Ezra Klein takes advantage of the lack of progress toward resolving the federal government shutdown and offers “The 13 reasons Washington is failing.” Almost all of them (like Big Business losing any control over the Republican Party) are recent and not necessarily permanent. Only the last—“Our system of government is cracking under the stress”—is something that will threaten us forever because Americans are too thin-skinned to contemplate the possibility that more recent democracies have improved on our cotton-gin political structure. (Majority rule, metric system, meh.)
Of the entire baker’s dozen, Klein says that “the big one” is that “the parties have never been further apart”:
For much of the 20th century, America’s two major political parties were ideologically diverse. The Republican Party included both Barry Goldwater and George Romney. The Democratic Party included both Strom Thurmond and Eugene McCarthy. The spread of political opinions in each party made it cross-aisle deals easier and organized, extended party warfare harder. Bipartisan votes were common. Filibusters were rare.
You have to be older than 40 to really appreciate how true this was.
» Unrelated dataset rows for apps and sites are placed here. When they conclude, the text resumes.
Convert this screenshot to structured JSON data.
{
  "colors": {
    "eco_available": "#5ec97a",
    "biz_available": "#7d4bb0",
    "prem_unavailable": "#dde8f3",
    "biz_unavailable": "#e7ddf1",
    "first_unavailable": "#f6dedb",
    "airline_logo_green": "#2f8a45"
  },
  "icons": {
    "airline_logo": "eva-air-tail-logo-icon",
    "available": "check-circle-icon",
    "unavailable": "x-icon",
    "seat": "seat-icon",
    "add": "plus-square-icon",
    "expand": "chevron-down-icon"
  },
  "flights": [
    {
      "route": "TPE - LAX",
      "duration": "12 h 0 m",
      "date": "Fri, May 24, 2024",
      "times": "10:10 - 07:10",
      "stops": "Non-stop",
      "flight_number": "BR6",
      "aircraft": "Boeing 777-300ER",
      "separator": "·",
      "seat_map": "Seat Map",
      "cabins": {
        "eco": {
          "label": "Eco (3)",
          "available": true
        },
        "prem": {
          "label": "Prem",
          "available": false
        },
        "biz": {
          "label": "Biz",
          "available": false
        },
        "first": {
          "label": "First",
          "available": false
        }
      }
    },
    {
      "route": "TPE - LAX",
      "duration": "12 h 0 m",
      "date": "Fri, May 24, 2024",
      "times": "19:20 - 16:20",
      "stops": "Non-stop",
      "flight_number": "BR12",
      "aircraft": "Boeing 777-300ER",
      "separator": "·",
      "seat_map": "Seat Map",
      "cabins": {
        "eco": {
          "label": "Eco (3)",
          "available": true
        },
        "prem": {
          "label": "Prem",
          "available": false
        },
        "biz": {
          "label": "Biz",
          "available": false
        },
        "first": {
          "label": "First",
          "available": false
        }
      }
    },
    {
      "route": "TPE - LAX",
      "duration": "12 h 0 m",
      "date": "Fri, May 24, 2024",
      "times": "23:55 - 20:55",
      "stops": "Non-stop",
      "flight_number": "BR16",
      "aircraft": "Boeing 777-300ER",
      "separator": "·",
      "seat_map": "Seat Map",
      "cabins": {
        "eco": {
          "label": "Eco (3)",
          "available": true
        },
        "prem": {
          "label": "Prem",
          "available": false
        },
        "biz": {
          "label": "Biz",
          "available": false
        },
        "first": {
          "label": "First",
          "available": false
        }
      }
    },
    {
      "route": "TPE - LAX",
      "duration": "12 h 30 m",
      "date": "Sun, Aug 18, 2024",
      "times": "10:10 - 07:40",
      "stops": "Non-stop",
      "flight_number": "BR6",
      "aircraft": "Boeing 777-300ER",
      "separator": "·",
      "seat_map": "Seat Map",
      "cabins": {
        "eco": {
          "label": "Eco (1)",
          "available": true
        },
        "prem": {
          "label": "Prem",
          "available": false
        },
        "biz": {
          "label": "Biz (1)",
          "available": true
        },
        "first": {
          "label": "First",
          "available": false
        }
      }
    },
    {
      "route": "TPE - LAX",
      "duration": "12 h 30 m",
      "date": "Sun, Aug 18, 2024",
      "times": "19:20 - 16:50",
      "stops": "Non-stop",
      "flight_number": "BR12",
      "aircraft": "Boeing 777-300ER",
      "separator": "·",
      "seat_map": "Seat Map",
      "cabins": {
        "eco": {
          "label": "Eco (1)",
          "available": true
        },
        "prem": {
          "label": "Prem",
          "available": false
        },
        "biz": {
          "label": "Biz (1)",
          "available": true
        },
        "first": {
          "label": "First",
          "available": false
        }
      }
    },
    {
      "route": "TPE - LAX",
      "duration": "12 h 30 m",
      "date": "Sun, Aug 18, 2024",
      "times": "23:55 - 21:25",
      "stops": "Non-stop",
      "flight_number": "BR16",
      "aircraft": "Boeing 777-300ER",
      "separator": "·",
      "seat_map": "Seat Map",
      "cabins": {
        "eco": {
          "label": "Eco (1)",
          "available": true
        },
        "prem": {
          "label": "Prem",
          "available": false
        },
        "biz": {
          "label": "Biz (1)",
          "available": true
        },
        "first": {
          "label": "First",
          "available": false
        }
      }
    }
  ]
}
Only a few decades ago, it was possible for either party to win U.S. Senate and governor’s races in every state. The conservative wing of the Democratic Party and the liberal wing of the Republican Party—liberal, mind you, not “moderate”—won major offices in states they couldn’t carry in presidential elections. Neither Democrats nor Republicans moved in lockstep on major issues because most officeholders adapted to their state’s political idiosyncrasies and tried to appeal to voters outside of their parties.
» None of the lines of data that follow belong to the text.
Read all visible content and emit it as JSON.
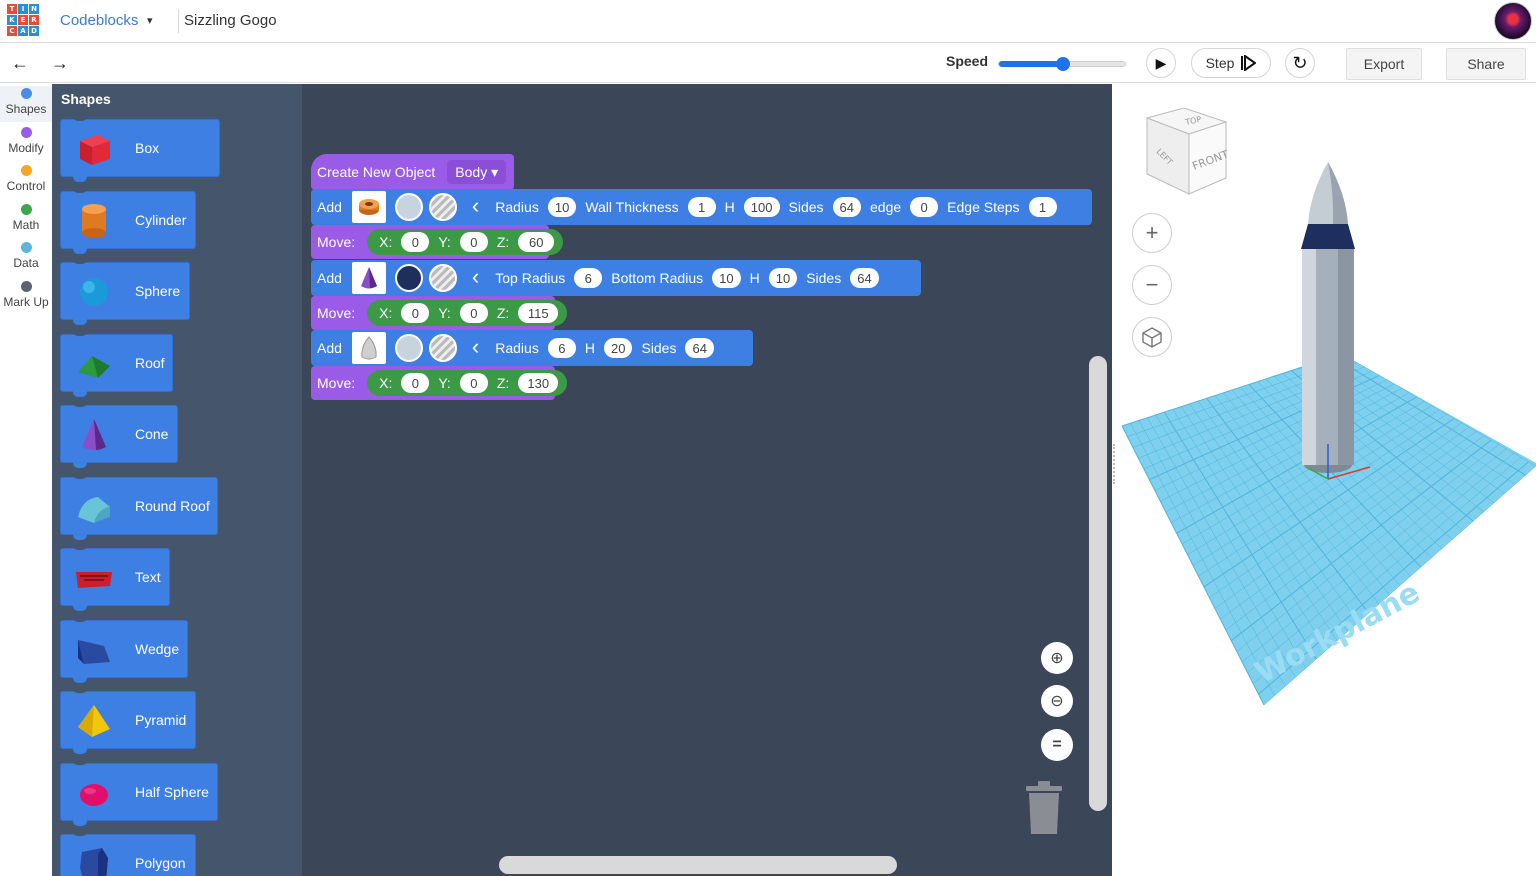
{
  "header": {
    "logo_letters": [
      "T",
      "I",
      "N",
      "K",
      "E",
      "R",
      "C",
      "A",
      "D"
    ],
    "logo_colors": [
      "#e64c3c",
      "#2a8fcf",
      "#2a8fcf",
      "#2a8fcf",
      "#e64c3c",
      "#e64c3c",
      "#e64c3c",
      "#2a8fcf",
      "#2a8fcf"
    ],
    "app_name": "Codeblocks",
    "app_caret": "▾",
    "project_name": "Sizzling Gogo"
  },
  "toolbar": {
    "undo_icon": "←",
    "redo_icon": "→",
    "speed_label": "Speed",
    "speed_value": 0.5,
    "play_icon": "▶",
    "step_label": "Step",
    "step_icon": "⏵|",
    "reset_icon": "↻",
    "export_label": "Export",
    "share_label": "Share"
  },
  "categories": [
    {
      "label": "Shapes",
      "color": "#4a90e2",
      "active": true
    },
    {
      "label": "Modify",
      "color": "#9a5ce6",
      "active": false
    },
    {
      "label": "Control",
      "color": "#f5a623",
      "active": false
    },
    {
      "label": "Math",
      "color": "#3ca64a",
      "active": false
    },
    {
      "label": "Data",
      "color": "#5bb8d8",
      "active": false
    },
    {
      "label": "Mark Up",
      "color": "#5b6472",
      "active": false
    }
  ],
  "flyout": {
    "title": "Shapes",
    "items": [
      {
        "label": "Box",
        "icon": "box-icon"
      },
      {
        "label": "Cylinder",
        "icon": "cylinder-icon"
      },
      {
        "label": "Sphere",
        "icon": "sphere-icon"
      },
      {
        "label": "Roof",
        "icon": "roof-icon"
      },
      {
        "label": "Cone",
        "icon": "cone-icon"
      },
      {
        "label": "Round Roof",
        "icon": "round-roof-icon"
      },
      {
        "label": "Text",
        "icon": "text-shape-icon"
      },
      {
        "label": "Wedge",
        "icon": "wedge-icon"
      },
      {
        "label": "Pyramid",
        "icon": "pyramid-icon"
      },
      {
        "label": "Half Sphere",
        "icon": "half-sphere-icon"
      },
      {
        "label": "Polygon",
        "icon": "polygon-icon"
      }
    ]
  },
  "workspace": {
    "create": {
      "label": "Create New Object",
      "dropdown": "Body"
    },
    "add1": {
      "add": "Add",
      "color": "#c8d3e0",
      "fields": [
        {
          "label": "Radius",
          "value": "10"
        },
        {
          "label": "Wall Thickness",
          "value": "1"
        },
        {
          "label": "H",
          "value": "100"
        },
        {
          "label": "Sides",
          "value": "64"
        },
        {
          "label": "edge",
          "value": "0"
        },
        {
          "label": "Edge Steps",
          "value": "1"
        }
      ]
    },
    "move1": {
      "label": "Move:",
      "x": "0",
      "y": "0",
      "z": "60"
    },
    "add2": {
      "add": "Add",
      "color": "#1e2f5e",
      "fields": [
        {
          "label": "Top Radius",
          "value": "6"
        },
        {
          "label": "Bottom Radius",
          "value": "10"
        },
        {
          "label": "H",
          "value": "10"
        },
        {
          "label": "Sides",
          "value": "64"
        }
      ]
    },
    "move2": {
      "label": "Move:",
      "x": "0",
      "y": "0",
      "z": "115"
    },
    "add3": {
      "add": "Add",
      "color": "#c8d3e0",
      "fields": [
        {
          "label": "Radius",
          "value": "6"
        },
        {
          "label": "H",
          "value": "20"
        },
        {
          "label": "Sides",
          "value": "64"
        }
      ]
    },
    "move3": {
      "label": "Move:",
      "x": "0",
      "y": "0",
      "z": "130"
    },
    "axis_labels": {
      "x": "X:",
      "y": "Y:",
      "z": "Z:"
    },
    "zoom_in_icon": "⊕",
    "zoom_out_icon": "⊖",
    "zoom_reset_icon": "="
  },
  "viewport": {
    "view_cube": {
      "top": "TOP",
      "left": "LEFT",
      "front": "FRONT"
    },
    "zoom_in_icon": "+",
    "zoom_out_icon": "−",
    "home_icon": "cube-icon",
    "workplane_label": "Workplane",
    "grid_color": "#7fd0ee"
  }
}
Let’s compare the make-up of the U.S. Senate after two presidential elections won narrowly by Democrats, Barack Obama in 2012 and Jimmy Carter in 1976. Today there are 22 senators who do not caucus with the party that carried their state in the presidential race. This is low by historical standards, and the number is likely to dip into the teens over the next year and a half, assuming that Democrat Cory Booker takes over the seat of an appointed Republican in New Jersey this month and that the GOP finally wins seats next year in formerly blue states like Arkansas and West Virginia. We’re approaching a situation where ticket-splitting occurs only in the case of scandal (i.e., when Republican Mark Kirk won Obama’s old Illinois seat after Gov. Rod Blagojevich poisoned it for the Democrats) or truly incompetent candidates (Todd Akin in Missouri). Candidates who promise to work with colleagues across the aisle just aren’t as successful anymore, in part because it’s easier to raise money (especially from out-of-state contributors) by stressing party loyalty.
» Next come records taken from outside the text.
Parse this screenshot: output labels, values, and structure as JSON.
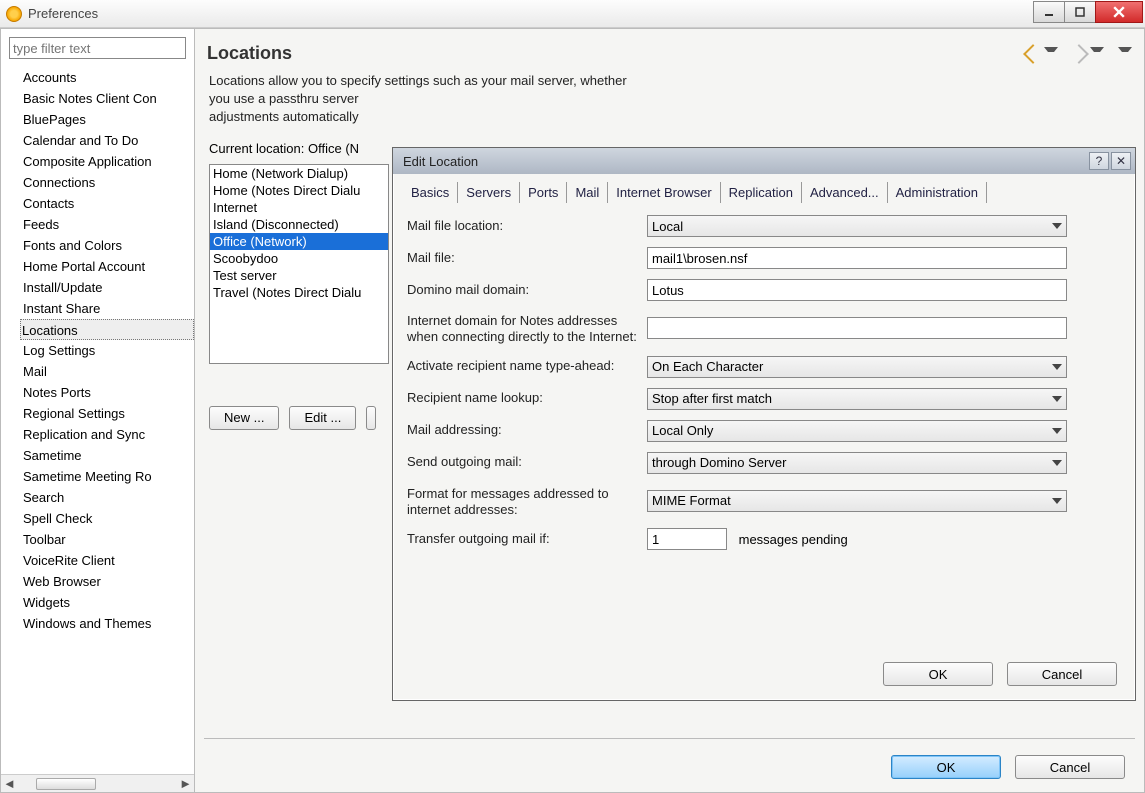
{
  "window": {
    "title": "Preferences"
  },
  "filter": {
    "placeholder": "type filter text"
  },
  "tree": {
    "items": [
      "Accounts",
      "Basic Notes Client Con",
      "BluePages",
      "Calendar and To Do",
      "Composite Application",
      "Connections",
      "Contacts",
      "Feeds",
      "Fonts and Colors",
      "Home Portal Account",
      "Install/Update",
      "Instant Share",
      "Locations",
      "Log Settings",
      "Mail",
      "Notes Ports",
      "Regional Settings",
      "Replication and Sync",
      "Sametime",
      "Sametime Meeting Ro",
      "Search",
      "Spell Check",
      "Toolbar",
      "VoiceRite Client",
      "Web Browser",
      "Widgets",
      "Windows and Themes"
    ],
    "selected_index": 12
  },
  "page": {
    "heading": "Locations",
    "description_l1": "Locations allow you to specify settings such as your mail server, whether",
    "description_l2": "you use a passthru server",
    "description_l3": "adjustments automatically",
    "current_label": "Current location: Office (N",
    "list": [
      "Home (Network Dialup)",
      "Home (Notes Direct Dialu",
      "Internet",
      "Island (Disconnected)",
      "Office (Network)",
      "Scoobydoo",
      "Test server",
      "Travel (Notes Direct Dialu"
    ],
    "list_selected_index": 4,
    "btn_new": "New ...",
    "btn_edit": "Edit ...",
    "btn_ok": "OK",
    "btn_cancel": "Cancel"
  },
  "dialog": {
    "title": "Edit Location",
    "tabs": [
      "Basics",
      "Servers",
      "Ports",
      "Mail",
      "Internet Browser",
      "Replication",
      "Advanced...",
      "Administration"
    ],
    "active_tab_index": 3,
    "fields": {
      "mail_file_location_label": "Mail file location:",
      "mail_file_location_value": "Local",
      "mail_file_label": "Mail file:",
      "mail_file_value": "mail1\\brosen.nsf",
      "domino_domain_label": "Domino mail domain:",
      "domino_domain_value": "Lotus",
      "internet_domain_label": "Internet domain for Notes addresses when connecting directly to the Internet:",
      "internet_domain_value": "",
      "typeahead_label": "Activate recipient name type-ahead:",
      "typeahead_value": "On Each Character",
      "lookup_label": "Recipient name lookup:",
      "lookup_value": "Stop after first match",
      "addressing_label": "Mail addressing:",
      "addressing_value": "Local Only",
      "outgoing_label": "Send outgoing mail:",
      "outgoing_value": "through Domino Server",
      "format_label": "Format for messages addressed to internet addresses:",
      "format_value": "MIME Format",
      "transfer_label": "Transfer outgoing mail if:",
      "transfer_value": "1",
      "transfer_suffix": "messages pending"
    },
    "btn_ok": "OK",
    "btn_cancel": "Cancel"
  }
}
By comparison, in 1977 there were 42 senators* who did not caucus with the party that won their state in the previous year’s presidential election. This high number was not only attributable to the large number of moderates (“mavericks”?) in both parties, but also to the last presidential election pitting a moderate Democrat (Jimmy Carter) against a moderate Republican (Gerald Ford). At all levels of government, both parties overlapped to a degree unimaginable today.
The result was a U.S. Senate that was highly factionalized as opposed to highly partisan, making it easier to cobble a majority depending on the issue at hand. The Senate could be broken down into at least eight factions, depending on the electoral forces at home:
• liberal Democrats from solidly blue states (e.g., Ted Kennedy in Massachusetts)
• conservative Republicans from solidly red states (e.g., Barry Goldwater in Arizona)
• liberal Republicans from solidly blue states (e.g., Jacob Javits in New York)
• conservative Democrats from solidly red states (e.g., Ed Zorinsky in Nebraska)
• mostly liberal Democrats from red-leaning states (e.g., George McGovern in South Dakota)
• mostly conservative Republicans from blue-leaning states (e.g, Bill Roth in Delaware)
• moderate Democrats from Republican-trending states that still voted for Carter (e.g., Sam Nunn in Georgia)
• moderate Republicans from Democratic-trending states that still voted for Ford (e.g., Mark Hatfield in Oregon)
Today there’s no need to create such a taxonomy. Most votes in the Senate are party-line, even when the country faces an impasse such as the current government shutdown. There’s a strong argument for cohesive parties—voters get a genuine choice, and they know what they’re getting when they vote red or blue—but as Klein points out, our constitutional system was not created with them in mind. “The result,” he writes, “is deep governmental dysfunction as a system that requires bipartisan cooperation collides with political parties that can't cooperate.”
*Members of the Democratic Senate caucus same from the Ford states of Alaska, Arizona, California, Colorado (2), Connecticut, Idaho, Illinois, Indiana, Iowa (2), Maine (2), Michigan, Montana (2), Nebraska (2), Nevada, New Hampshire (2), New Jersey, North Dakota, South Dakota (2), Vermont, Virginia, and Washington (2).
Members of the Republican Senate caucus came from the Carter states of Delaware, Maryland, Massachusetts, Missouri, New York, North Carolina, Pennsylvania (2), Rhode Island, South Carolina, Tennessee, and Texas.